Please reproduce the entire listing, character for character.

Records for the exercise Block Start

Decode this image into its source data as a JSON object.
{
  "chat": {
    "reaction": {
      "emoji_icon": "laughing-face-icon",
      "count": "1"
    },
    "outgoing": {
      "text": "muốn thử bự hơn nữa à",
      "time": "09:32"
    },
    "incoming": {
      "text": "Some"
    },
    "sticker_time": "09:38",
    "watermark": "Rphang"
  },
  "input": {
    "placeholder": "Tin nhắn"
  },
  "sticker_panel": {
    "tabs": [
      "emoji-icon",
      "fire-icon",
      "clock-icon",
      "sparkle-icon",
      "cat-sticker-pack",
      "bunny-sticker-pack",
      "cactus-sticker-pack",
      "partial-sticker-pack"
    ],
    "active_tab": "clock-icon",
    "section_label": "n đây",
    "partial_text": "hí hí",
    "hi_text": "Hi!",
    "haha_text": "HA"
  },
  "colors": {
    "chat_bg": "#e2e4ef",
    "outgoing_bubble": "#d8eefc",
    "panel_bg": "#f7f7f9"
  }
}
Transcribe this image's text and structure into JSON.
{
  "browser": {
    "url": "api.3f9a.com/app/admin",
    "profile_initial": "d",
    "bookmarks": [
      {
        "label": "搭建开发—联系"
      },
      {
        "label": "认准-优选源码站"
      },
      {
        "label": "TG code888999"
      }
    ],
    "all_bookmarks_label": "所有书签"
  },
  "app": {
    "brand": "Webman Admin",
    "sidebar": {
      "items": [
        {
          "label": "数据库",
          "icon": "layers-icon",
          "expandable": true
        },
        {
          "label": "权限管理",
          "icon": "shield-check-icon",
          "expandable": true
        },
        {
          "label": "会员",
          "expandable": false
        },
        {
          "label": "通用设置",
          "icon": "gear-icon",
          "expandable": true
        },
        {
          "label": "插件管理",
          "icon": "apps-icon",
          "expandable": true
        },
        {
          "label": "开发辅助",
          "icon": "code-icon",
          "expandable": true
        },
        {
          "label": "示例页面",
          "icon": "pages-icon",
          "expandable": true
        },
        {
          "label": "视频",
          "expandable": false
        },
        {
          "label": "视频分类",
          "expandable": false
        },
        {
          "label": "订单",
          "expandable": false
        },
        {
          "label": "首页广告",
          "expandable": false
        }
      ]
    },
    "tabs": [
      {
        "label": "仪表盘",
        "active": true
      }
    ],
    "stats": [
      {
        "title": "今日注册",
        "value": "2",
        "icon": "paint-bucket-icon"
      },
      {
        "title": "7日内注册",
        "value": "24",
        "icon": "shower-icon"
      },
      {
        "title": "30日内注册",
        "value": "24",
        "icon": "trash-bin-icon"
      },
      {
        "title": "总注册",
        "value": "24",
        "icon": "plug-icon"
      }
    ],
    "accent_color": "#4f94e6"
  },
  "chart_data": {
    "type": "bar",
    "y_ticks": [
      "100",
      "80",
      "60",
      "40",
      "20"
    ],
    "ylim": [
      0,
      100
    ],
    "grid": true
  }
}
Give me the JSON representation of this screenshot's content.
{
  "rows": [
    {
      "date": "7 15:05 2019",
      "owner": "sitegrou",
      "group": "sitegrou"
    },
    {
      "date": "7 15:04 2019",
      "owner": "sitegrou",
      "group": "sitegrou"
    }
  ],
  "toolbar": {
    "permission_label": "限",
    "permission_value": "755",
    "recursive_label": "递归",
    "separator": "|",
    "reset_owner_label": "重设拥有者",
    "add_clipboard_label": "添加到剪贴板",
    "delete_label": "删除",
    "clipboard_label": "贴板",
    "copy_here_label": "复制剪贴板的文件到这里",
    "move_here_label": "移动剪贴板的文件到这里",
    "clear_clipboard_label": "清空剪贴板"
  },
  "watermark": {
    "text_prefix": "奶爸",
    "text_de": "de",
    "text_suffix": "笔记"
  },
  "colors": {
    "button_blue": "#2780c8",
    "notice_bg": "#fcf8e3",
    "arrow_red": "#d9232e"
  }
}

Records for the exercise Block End

=== Result of the task ===
Decode this image into its source data as a JSON object.
{
  "chat": {
    "reaction": {
      "emoji_icon": "laughing-face-icon",
      "count": "1"
    },
    "outgoing": {
      "text": "muốn thử bự hơn nữa à",
      "time": "09:32"
    },
    "incoming": {
      "text": "Some"
    },
    "sticker_time": "09:38",
    "watermark": "Rphang"
  },
  "input": {
    "placeholder": "Tin nhắn"
  },
  "sticker_panel": {
    "tabs": [
      "emoji-icon",
      "fire-icon",
      "clock-icon",
      "sparkle-icon",
      "cat-sticker-pack",
      "bunny-sticker-pack",
      "cactus-sticker-pack",
      "partial-sticker-pack"
    ],
    "active_tab": "clock-icon",
    "section_label": "n đây",
    "partial_text": "hí hí",
    "hi_text": "Hi!",
    "haha_text": "HA"
  },
  "colors": {
    "chat_bg": "#e2e4ef",
    "outgoing_bubble": "#d8eefc",
    "panel_bg": "#f7f7f9"
  }
}
Transcribe this image's text and structure into JSON.
{
  "browser": {
    "url": "api.3f9a.com/app/admin",
    "profile_initial": "d",
    "bookmarks": [
      {
        "label": "搭建开发—联系"
      },
      {
        "label": "认准-优选源码站"
      },
      {
        "label": "TG code888999"
      }
    ],
    "all_bookmarks_label": "所有书签"
  },
  "app": {
    "brand": "Webman Admin",
    "sidebar": {
      "items": [
        {
          "label": "数据库",
          "icon": "layers-icon",
          "expandable": true
        },
        {
          "label": "权限管理",
          "icon": "shield-check-icon",
          "expandable": true
        },
        {
          "label": "会员",
          "expandable": false
        },
        {
          "label": "通用设置",
          "icon": "gear-icon",
          "expandable": true
        },
        {
          "label": "插件管理",
          "icon": "apps-icon",
          "expandable": true
        },
        {
          "label": "开发辅助",
          "icon": "code-icon",
          "expandable": true
        },
        {
          "label": "示例页面",
          "icon": "pages-icon",
          "expandable": true
        },
        {
          "label": "视频",
          "expandable": false
        },
        {
          "label": "视频分类",
          "expandable": false
        },
        {
          "label": "订单",
          "expandable": false
        },
        {
          "label": "首页广告",
          "expandable": false
        }
      ]
    },
    "tabs": [
      {
        "label": "仪表盘",
        "active": true
      }
    ],
    "stats": [
      {
        "title": "今日注册",
        "value": "2",
        "icon": "paint-bucket-icon"
      },
      {
        "title": "7日内注册",
        "value": "24",
        "icon": "shower-icon"
      },
      {
        "title": "30日内注册",
        "value": "24",
        "icon": "trash-bin-icon"
      },
      {
        "title": "总注册",
        "value": "24",
        "icon": "plug-icon"
      }
    ],
    "accent_color": "#4f94e6"
  },
  "chart_data": {
    "type": "bar",
    "y_ticks": [
      "100",
      "80",
      "60",
      "40",
      "20"
    ],
    "ylim": [
      0,
      100
    ],
    "grid": true
  }
}
Give me the JSON representation of this screenshot's content.
{
  "rows": [
    {
      "date": "7 15:05 2019",
      "owner": "sitegrou",
      "group": "sitegrou"
    },
    {
      "date": "7 15:04 2019",
      "owner": "sitegrou",
      "group": "sitegrou"
    }
  ],
  "toolbar": {
    "permission_label": "限",
    "permission_value": "755",
    "recursive_label": "递归",
    "separator": "|",
    "reset_owner_label": "重设拥有者",
    "add_clipboard_label": "添加到剪贴板",
    "delete_label": "删除",
    "clipboard_label": "贴板",
    "copy_here_label": "复制剪贴板的文件到这里",
    "move_here_label": "移动剪贴板的文件到这里",
    "clear_clipboard_label": "清空剪贴板"
  },
  "watermark": {
    "text_prefix": "奶爸",
    "text_de": "de",
    "text_suffix": "笔记"
  },
  "colors": {
    "button_blue": "#2780c8",
    "notice_bg": "#fcf8e3",
    "arrow_red": "#d9232e"
  }
}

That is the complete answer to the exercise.